The ideal candidate has difficulty remembering to take oral contraceptives daily. [Advantages of DMPA include its contraceptive effectiveness, compared with the effectiveness of combined oral contraceptives, and the requirement of only four injections a year. The disadvantages of injectable progestins are prolonged amenorrhea and uterine bleeding. The use of injectable progestin carries an increased risk of venous thrombosis and thromboembolism. To be effective, DMPA injections must be administered every 11 to 13 weeks. Access to health care is necessary to prevent pregnancy or potential complications.]


Emergency contraception should be taken _

As soon as possible or *within 72 hours of unprotected intercourse* to prevent pregnancy. If taken before ovulation, follicular development is inhibited, which prevents ovulation.


Which nonpharmacologic contraceptive method has a failure rate of less than 25%?

Standard days' variation. [The standard days’ variation on the calendar method has a failure rate of 12% and is a variation of the calendar rhythm method with a fixed number of days for fertility in each cycle. The periodic abstinence method has a failure rate of 25% or higher. The postovulation method has a failure rate of 25% or higher. The coitus interruptus method has a failure rate of 27% or higher.]


Importantly, the nurse must be aware of which information related to the use of IUDs?

IUDs containing copper can provide an emergency contraception option if inserted within a few days of unprotected intercourse. [The woman has up to 5 days to insert the IUD after unprotected sex. The return to fertility is immediate after the removal of the IUD. IUDs offer no protection against STIs. A consent form is required for insertion, as is a negative pregnancy test.]


A woman is using the basal body temperature (BBT) method of contraception.
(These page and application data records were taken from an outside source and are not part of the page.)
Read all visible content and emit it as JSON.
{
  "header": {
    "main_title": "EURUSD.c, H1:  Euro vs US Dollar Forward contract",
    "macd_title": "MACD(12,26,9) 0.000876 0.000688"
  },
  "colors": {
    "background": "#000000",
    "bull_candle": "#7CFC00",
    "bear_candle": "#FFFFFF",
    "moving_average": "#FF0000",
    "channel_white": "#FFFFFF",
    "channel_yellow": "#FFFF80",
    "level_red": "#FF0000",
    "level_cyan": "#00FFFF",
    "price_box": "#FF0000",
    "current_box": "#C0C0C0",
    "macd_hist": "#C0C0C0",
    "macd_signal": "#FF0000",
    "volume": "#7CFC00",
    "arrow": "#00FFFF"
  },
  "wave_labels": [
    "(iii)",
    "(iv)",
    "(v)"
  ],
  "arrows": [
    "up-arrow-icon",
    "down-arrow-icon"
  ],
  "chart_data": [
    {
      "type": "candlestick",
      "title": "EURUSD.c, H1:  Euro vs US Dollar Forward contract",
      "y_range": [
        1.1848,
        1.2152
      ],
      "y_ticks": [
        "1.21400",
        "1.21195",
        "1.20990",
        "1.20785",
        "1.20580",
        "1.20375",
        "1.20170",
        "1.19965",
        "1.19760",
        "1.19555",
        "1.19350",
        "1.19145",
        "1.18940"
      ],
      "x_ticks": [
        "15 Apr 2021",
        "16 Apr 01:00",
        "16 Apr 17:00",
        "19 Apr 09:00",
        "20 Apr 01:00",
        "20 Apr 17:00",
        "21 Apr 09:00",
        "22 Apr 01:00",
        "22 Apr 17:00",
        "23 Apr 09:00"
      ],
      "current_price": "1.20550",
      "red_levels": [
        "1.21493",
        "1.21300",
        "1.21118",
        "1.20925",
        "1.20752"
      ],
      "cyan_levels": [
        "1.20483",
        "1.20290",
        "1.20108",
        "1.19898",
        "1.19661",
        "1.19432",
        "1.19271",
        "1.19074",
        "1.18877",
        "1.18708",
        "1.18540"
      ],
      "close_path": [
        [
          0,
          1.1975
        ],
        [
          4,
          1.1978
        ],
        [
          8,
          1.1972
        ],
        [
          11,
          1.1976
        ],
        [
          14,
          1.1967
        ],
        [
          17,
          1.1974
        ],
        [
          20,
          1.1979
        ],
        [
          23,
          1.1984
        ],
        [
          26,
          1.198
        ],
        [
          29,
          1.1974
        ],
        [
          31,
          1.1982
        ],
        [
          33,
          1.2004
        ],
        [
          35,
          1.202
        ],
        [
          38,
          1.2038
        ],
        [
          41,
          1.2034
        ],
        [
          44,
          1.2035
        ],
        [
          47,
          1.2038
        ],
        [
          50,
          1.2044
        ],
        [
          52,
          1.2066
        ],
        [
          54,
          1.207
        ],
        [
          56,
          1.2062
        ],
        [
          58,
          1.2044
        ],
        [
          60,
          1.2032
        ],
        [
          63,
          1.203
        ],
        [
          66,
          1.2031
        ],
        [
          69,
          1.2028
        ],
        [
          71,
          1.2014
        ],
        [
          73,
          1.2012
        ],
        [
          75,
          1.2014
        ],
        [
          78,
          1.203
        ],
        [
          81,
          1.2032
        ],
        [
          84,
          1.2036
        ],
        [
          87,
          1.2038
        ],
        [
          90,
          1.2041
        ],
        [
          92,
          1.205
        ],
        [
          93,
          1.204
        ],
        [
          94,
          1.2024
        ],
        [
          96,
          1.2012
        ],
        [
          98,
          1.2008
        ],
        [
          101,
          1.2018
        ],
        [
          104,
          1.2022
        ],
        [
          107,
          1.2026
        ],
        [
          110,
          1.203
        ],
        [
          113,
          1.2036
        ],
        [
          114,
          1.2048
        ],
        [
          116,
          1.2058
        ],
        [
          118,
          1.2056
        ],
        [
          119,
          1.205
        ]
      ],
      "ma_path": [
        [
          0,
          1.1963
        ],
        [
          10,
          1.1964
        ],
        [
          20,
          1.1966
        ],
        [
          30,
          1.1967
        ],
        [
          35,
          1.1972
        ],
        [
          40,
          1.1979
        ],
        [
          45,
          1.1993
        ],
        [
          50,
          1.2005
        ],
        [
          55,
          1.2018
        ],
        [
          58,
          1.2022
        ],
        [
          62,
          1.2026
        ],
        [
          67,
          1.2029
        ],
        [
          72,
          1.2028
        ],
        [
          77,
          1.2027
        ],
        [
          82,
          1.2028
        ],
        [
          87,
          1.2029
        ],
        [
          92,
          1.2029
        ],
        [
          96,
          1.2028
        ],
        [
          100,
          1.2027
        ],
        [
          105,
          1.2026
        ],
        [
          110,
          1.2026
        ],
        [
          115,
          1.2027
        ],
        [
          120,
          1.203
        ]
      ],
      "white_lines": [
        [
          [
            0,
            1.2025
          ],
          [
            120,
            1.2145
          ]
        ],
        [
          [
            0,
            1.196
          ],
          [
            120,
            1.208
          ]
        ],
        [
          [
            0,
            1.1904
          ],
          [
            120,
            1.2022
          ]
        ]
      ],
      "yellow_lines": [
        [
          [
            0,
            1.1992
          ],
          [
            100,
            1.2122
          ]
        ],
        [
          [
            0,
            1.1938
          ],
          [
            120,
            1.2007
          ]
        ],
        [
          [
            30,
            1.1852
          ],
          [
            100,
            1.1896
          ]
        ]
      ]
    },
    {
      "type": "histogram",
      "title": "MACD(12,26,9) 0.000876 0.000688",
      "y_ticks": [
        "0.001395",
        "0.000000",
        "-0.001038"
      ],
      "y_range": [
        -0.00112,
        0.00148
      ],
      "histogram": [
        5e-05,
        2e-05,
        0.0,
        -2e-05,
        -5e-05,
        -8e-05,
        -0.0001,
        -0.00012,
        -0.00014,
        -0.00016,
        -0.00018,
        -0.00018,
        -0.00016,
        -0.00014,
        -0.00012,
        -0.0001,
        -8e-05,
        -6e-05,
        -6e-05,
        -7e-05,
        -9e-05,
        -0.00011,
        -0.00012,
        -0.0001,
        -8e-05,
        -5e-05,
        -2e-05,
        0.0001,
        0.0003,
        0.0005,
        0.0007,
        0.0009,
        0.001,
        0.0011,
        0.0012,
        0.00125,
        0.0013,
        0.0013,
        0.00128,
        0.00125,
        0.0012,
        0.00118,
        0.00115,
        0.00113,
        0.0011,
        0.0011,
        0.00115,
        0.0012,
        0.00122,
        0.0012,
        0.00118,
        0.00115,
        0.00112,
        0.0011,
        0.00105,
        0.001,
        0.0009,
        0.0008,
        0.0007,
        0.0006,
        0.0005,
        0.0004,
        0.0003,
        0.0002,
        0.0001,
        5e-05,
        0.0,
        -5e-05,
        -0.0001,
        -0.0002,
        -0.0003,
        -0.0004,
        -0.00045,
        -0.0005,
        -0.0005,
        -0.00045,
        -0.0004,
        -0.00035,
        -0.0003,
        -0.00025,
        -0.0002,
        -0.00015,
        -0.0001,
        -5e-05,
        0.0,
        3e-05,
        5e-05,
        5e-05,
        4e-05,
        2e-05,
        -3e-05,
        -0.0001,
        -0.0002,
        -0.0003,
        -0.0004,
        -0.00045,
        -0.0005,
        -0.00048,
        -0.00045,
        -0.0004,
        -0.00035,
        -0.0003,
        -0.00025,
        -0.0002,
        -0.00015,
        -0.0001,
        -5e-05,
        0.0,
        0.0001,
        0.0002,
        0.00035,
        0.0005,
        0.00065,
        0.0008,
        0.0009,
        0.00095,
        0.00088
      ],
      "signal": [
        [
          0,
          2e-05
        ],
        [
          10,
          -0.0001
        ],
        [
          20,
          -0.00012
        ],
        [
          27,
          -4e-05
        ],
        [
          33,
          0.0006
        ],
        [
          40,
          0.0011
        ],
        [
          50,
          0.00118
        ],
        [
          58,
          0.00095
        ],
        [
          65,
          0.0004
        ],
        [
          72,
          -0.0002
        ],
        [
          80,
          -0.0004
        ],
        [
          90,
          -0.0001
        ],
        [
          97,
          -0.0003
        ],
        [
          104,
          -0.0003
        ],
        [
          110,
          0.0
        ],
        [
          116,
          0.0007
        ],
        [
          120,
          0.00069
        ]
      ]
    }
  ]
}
She calls the clinic and tells the nurse, “My period is due in a few days, and my temperature has not gone up.” What is the nurse’s most appropriate response?

“You probably didn’t ovulate during this cycle.” [The absence of a temperature decrease most likely is the result of a lack of ovulation. Pregnancy cannot occur without ovulation, which is being measured using the BBT method.]


ACHES mnemonic - complications of oral contraceptives

A - Abdominal pain (problem with liver or gallbladder)
C - Chest pain, dyspnea (possible clot problem within lungs or heart)
H - Headaches (sudden or persistent - CVA or hypertension)
E - Eye problems (may indicate vascular accident or hypertension)
S - Severe leg pain (may indicate thromboembolus)